- Extracted data
"""

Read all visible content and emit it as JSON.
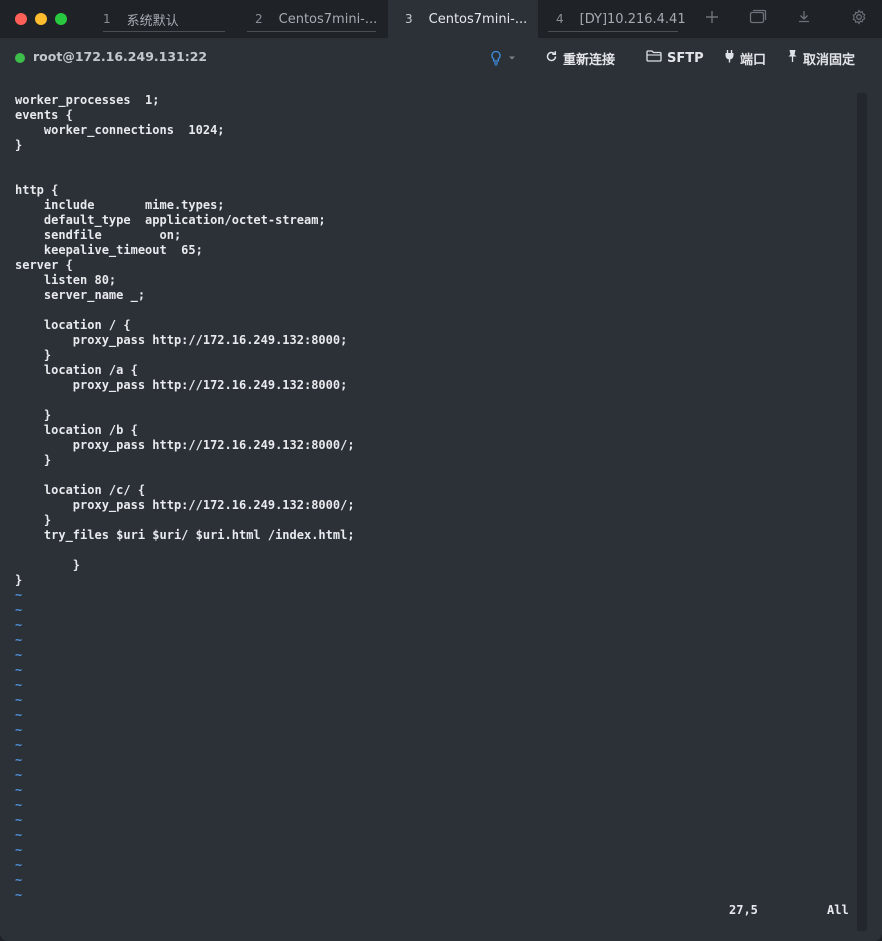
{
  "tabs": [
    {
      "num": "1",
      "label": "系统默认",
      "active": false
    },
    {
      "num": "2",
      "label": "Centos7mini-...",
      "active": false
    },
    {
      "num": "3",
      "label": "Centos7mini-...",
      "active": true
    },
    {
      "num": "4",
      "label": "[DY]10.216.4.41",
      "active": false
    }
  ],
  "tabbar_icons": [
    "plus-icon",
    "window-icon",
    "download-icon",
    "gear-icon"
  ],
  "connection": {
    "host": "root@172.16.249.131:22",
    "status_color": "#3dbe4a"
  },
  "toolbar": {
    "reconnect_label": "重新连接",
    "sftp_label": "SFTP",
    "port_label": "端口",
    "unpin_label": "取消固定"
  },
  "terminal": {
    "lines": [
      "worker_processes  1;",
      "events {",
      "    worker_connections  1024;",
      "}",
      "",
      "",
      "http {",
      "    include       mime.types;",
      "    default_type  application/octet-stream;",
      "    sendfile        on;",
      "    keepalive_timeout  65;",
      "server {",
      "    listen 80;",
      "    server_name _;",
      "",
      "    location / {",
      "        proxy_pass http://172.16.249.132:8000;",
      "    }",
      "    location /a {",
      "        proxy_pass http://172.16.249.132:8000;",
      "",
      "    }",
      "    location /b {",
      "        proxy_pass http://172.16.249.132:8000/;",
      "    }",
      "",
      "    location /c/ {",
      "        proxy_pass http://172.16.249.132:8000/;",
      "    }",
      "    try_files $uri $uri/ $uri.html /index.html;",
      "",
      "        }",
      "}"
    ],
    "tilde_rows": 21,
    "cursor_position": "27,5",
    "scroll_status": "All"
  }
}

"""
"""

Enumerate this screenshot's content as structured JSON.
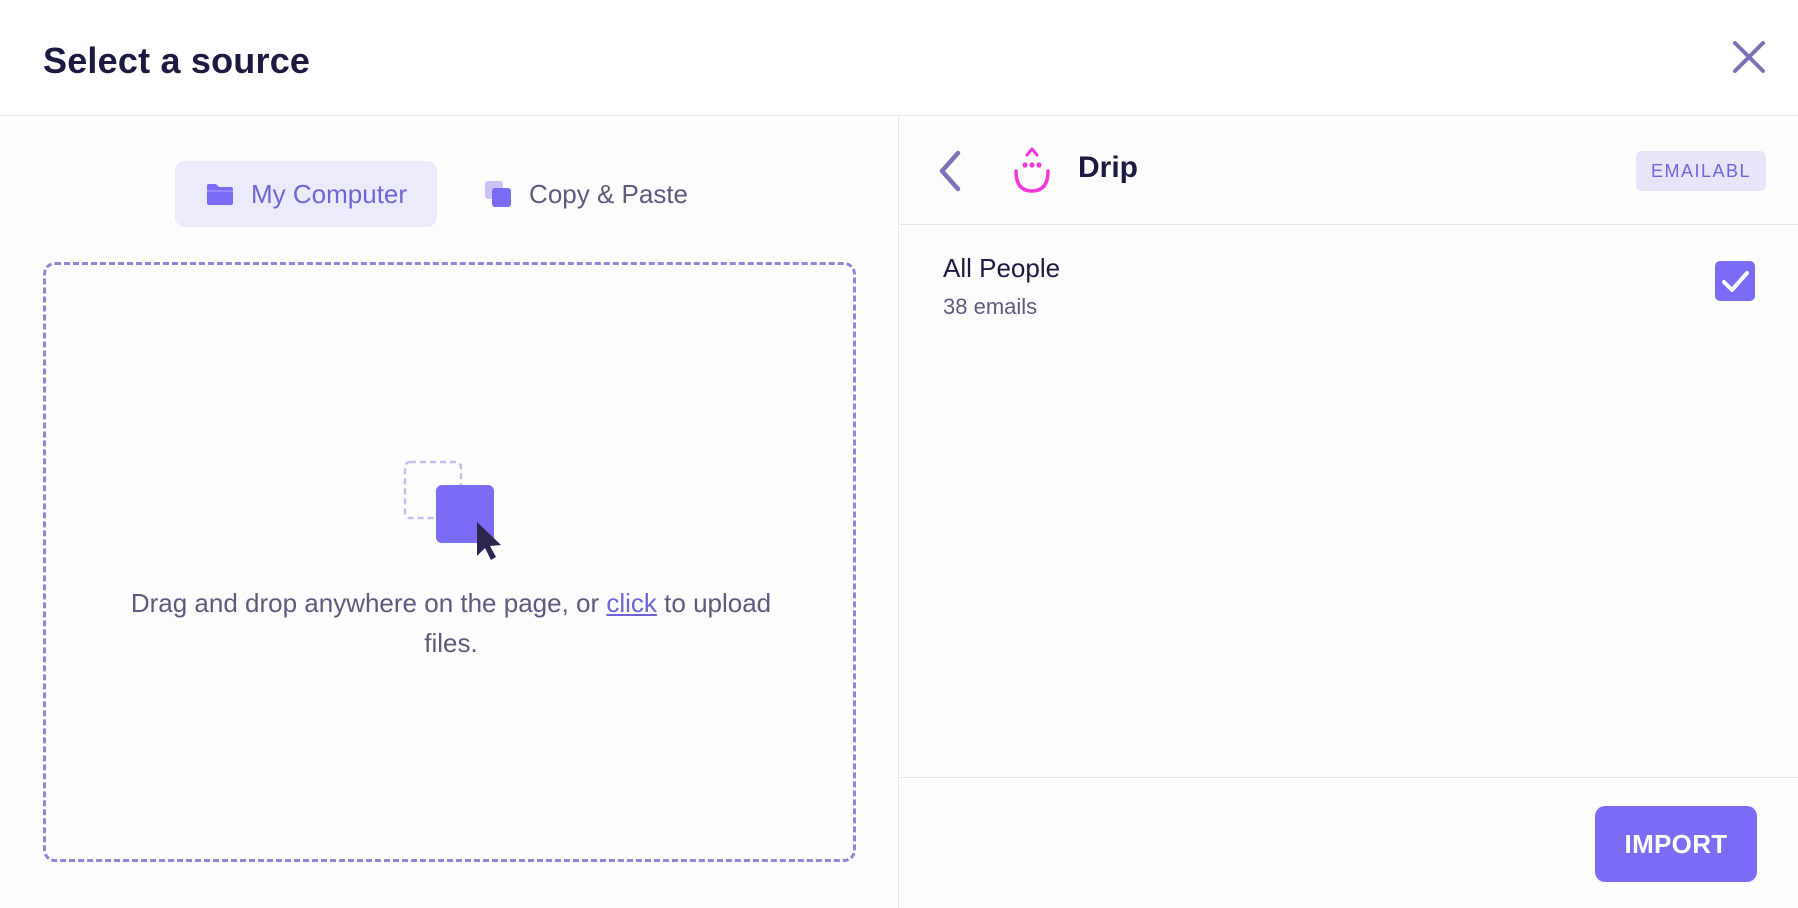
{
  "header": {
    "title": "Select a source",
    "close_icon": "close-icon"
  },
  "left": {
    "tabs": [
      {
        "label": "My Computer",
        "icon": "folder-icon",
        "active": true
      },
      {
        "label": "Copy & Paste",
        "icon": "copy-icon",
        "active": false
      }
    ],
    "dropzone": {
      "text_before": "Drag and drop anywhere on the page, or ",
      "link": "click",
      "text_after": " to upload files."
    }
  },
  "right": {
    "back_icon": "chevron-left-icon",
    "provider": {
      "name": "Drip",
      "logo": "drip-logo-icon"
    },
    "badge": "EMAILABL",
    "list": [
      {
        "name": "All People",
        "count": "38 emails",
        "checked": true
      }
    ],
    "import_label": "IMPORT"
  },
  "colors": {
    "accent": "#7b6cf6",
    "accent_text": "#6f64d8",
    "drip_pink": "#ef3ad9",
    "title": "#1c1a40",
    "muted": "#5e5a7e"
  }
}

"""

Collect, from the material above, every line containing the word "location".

      "    location / {",
      "    location /a {",
      "    location /b {",
      "    location /c/ {",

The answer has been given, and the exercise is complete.